An appraiser's duty is to inspect the property being appraised to ascertain the true status of that property.
Once the site has been inspected, an appraiser uses two or three approaches to determining the value of real property: a cost approach, a sales comparison and, in the case of a rental property, an income approach.
The cost approach is the easiest to understand. The appraiser uses information on local building costs, labor rates and other factors to determine how much it would cost to construct a property similar to the one being appraised.
Appraisers also rely on the sales comparison approach to develop an estimate of value. Recent sales in the vicinity are considered with the most ''comparable'' properties chosen as the sales. The sales prices of these properties are used as a basis to begin the sales comparison approach.
The appraiser adjusts the comparable properties to more accurately portray the subject property. For example, if the comparable property has a fireplace and the subject does not, the appraiser may deduct the value of a fireplace from the sales price of the comparable home. If the subject property has an extra half-bathroom and the comparable does not, the appraiser might add a certain amount to the comparable property.
In the case of income producing properties - rental houses for example - the appraiser will often use a third approach to valuing the property. In this case, the amount of income the property produces is used to arrive at the current value of those revenues over the foreseeable future.
Combining information from all approaches, the appraiser is then ready to stipulate an estimated market value for the subject property.
It is important to note that while this amount is probably the best indication of what a property is worth, it may not be the final sales price. There are always mitigating factors such as seller motivation, urgency or ''bidding wars'' that may adjust the final price up or down.

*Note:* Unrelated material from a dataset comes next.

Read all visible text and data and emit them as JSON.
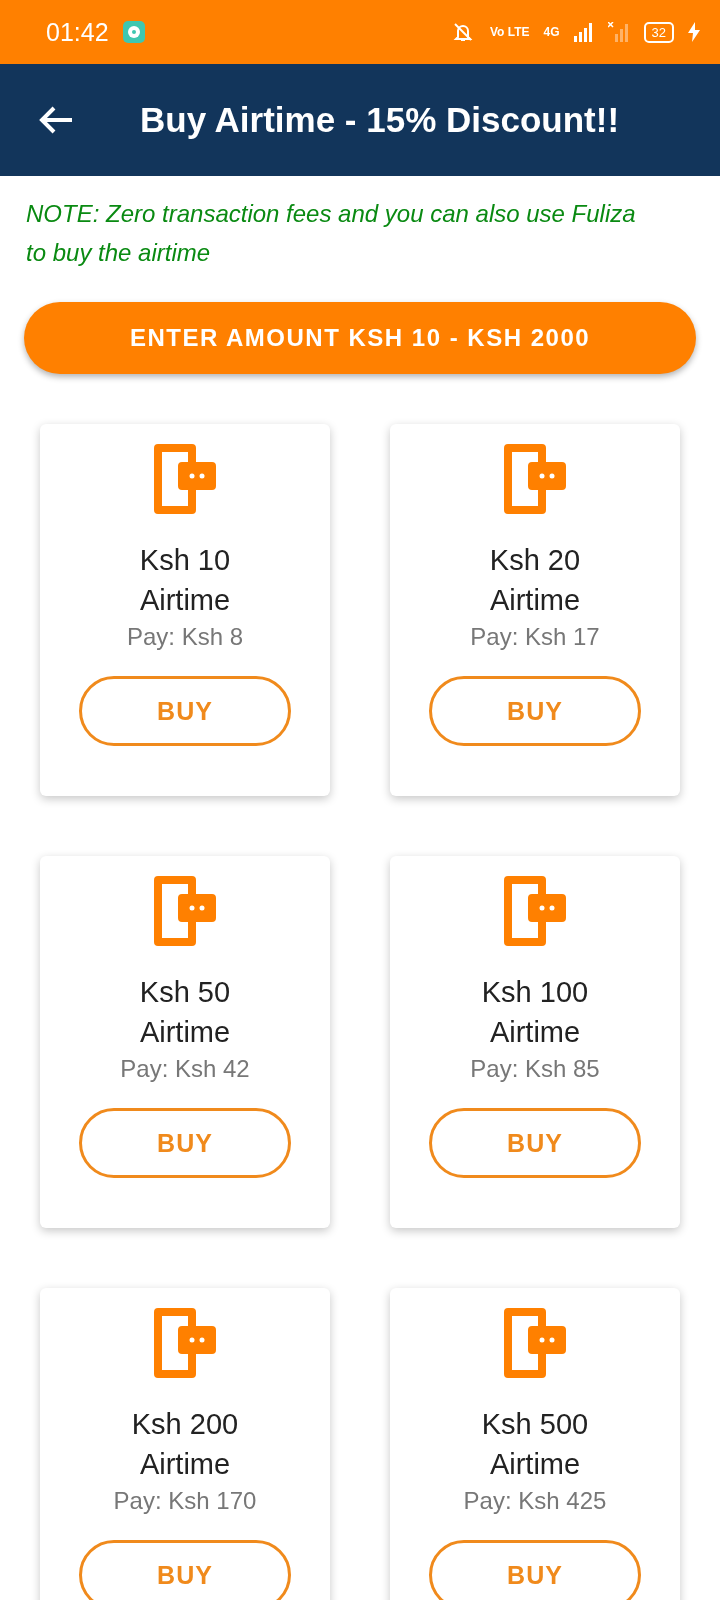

The appraised value represents the value after typical marketing and exposure and negotiations are completed. It should not be the starting point for a listing.